Dias, N. (1996). Steward, The Orient Black swan. P. 215. ISBN 978-81-250-0325-0.
According to Dias, both religious and cultural choices strongly influence the choice of Indian foods consumed by the Indian community. This is because the Indian cuisines comprise of a wide variety of regional and cultural spices that are often associated with the Indian native communities. However, the Indian cuisines vary from one another because of the diverse soil types, climatic conditions and ethnic communities. The establishment of an Indian restaurant therefore should encompass the different types of Indian cuisines in order to cater for the diverse ethnic communities that will comprise of the restaurants target group. The source however does not cover the fact that these cuisines are continually undergoing evolution thus changing because of the nation’s cultural interactions with other societies.
K T Achaya. (2003). The Story of Our Food. University Press.
In his journal of the story of our food, Achaya reviews the kinds of food that make up a god Indian diet. In his review, the Indian diet should consist of mainly vegetables such as fruits, grains and legumes. Their staple food since their early ages have always consisted of whole wheat flour, pearl millet and rice. This true because until today, rice and wheat are still the main staple foods consumed by the Indians and also grown in large scale. An Indian restaurant should therefore major in the preparation of this food types.

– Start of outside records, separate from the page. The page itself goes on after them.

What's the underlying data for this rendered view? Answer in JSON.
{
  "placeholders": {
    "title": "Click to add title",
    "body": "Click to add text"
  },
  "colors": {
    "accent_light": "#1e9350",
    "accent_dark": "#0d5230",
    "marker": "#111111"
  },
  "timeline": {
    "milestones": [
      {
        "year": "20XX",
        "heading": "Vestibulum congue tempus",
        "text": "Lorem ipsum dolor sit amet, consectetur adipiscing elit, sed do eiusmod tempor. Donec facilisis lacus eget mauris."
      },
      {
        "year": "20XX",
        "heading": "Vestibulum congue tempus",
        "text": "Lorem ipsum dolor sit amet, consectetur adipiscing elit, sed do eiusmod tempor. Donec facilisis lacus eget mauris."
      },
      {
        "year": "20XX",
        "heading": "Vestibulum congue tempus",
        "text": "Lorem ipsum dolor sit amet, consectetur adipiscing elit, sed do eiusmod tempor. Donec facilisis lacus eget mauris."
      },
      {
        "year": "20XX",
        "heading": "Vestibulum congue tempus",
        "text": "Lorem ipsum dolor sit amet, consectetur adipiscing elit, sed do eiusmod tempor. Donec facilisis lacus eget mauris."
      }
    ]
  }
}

Moran, R. (2013). “So You Want to Start a Restaurant Business? Here’s What It’ll Take”-
YourStory.com. From http://yourstory.com
In his website of yourstory.com, Moran analyzes the requirements that an individual should have in order to start a successful business club. However, in his article, the most factor that has been stressed is patience. Before an Indian restaurant or any other restaurant is established and launched, the management should be patient because it takes a much longer time before the business can start starting attracting the required customers. This is true because unlike other business ventures, a restaurant deals at serving food to customers who if not pleased by the quality of meals taken would not come back to the restaurant. Therefore together with the other requirements such as capital, an